GIVEN ENTRIES:
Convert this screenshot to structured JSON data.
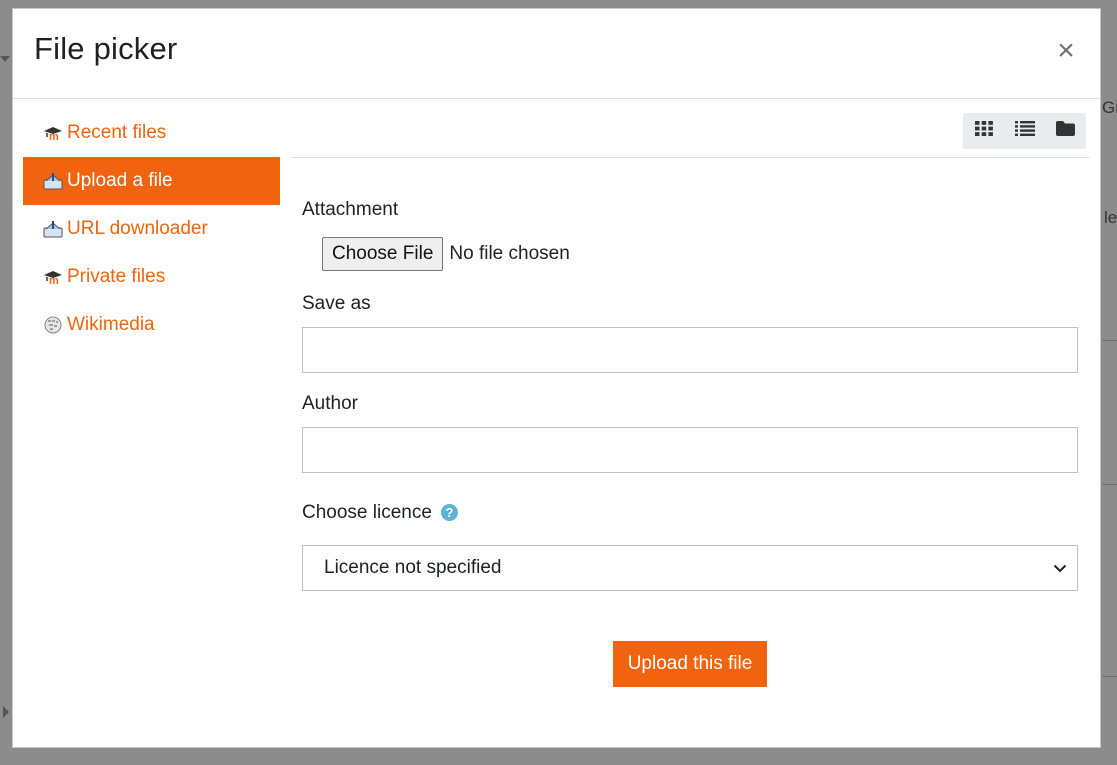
{
  "background": {
    "fragment_gr": "Gr",
    "fragment_e": "le"
  },
  "dialog": {
    "title": "File picker",
    "close_label": "×"
  },
  "sidebar": {
    "items": [
      {
        "label": "Recent files",
        "icon": "moodle-icon",
        "active": false
      },
      {
        "label": "Upload a file",
        "icon": "upload-icon",
        "active": true
      },
      {
        "label": "URL downloader",
        "icon": "url-download-icon",
        "active": false
      },
      {
        "label": "Private files",
        "icon": "moodle-icon",
        "active": false
      },
      {
        "label": "Wikimedia",
        "icon": "wikimedia-icon",
        "active": false
      }
    ]
  },
  "toolbar": {
    "views": [
      {
        "name": "icons-view",
        "icon": "grid-icon"
      },
      {
        "name": "details-view",
        "icon": "list-icon"
      },
      {
        "name": "tree-view",
        "icon": "folder-icon"
      }
    ]
  },
  "form": {
    "attachment_label": "Attachment",
    "choose_file_label": "Choose File",
    "no_file_text": "No file chosen",
    "save_as_label": "Save as",
    "save_as_value": "",
    "author_label": "Author",
    "author_value": "",
    "licence_label": "Choose licence",
    "help_glyph": "?",
    "licence_selected": "Licence not specified",
    "upload_button_label": "Upload this file"
  },
  "colors": {
    "accent": "#f0640f",
    "help": "#5ab4d6",
    "backdrop": "#8c8c8c"
  }
}
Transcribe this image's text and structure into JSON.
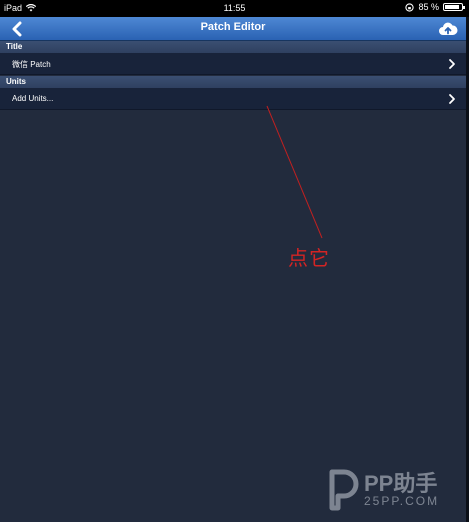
{
  "status_bar": {
    "device": "iPad",
    "time": "11:55",
    "battery": "85 %",
    "battery_level": 0.85
  },
  "nav": {
    "title": "Patch Editor",
    "back_icon": "chevron-left-icon",
    "upload_icon": "cloud-upload-icon"
  },
  "sections": [
    {
      "header": "Title",
      "rows": [
        {
          "label": "微信 Patch"
        }
      ]
    },
    {
      "header": "Units",
      "rows": [
        {
          "label": "Add Units..."
        }
      ]
    }
  ],
  "annotation": {
    "text": "点它",
    "color": "#d32424"
  },
  "watermark": {
    "brand": "PP助手",
    "domain": "25PP.COM"
  }
}
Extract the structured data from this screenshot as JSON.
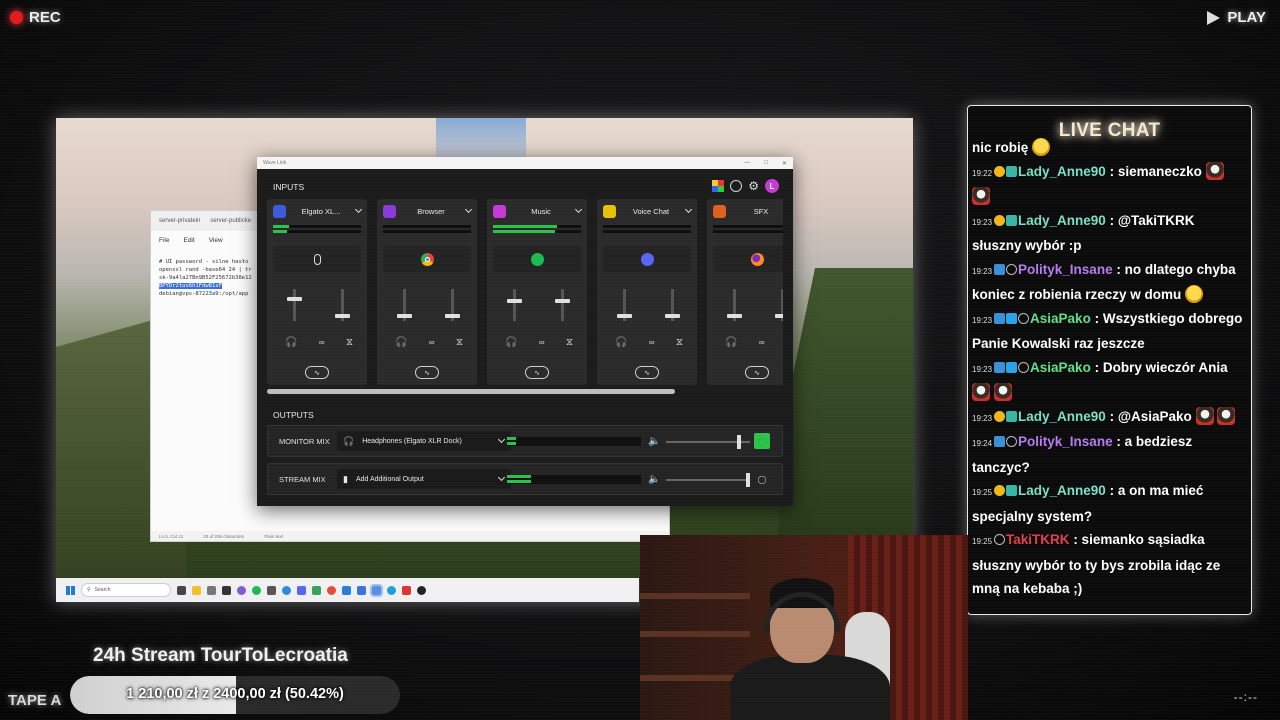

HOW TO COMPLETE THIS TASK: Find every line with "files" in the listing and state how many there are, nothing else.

EXPECTED OUTPUT: 2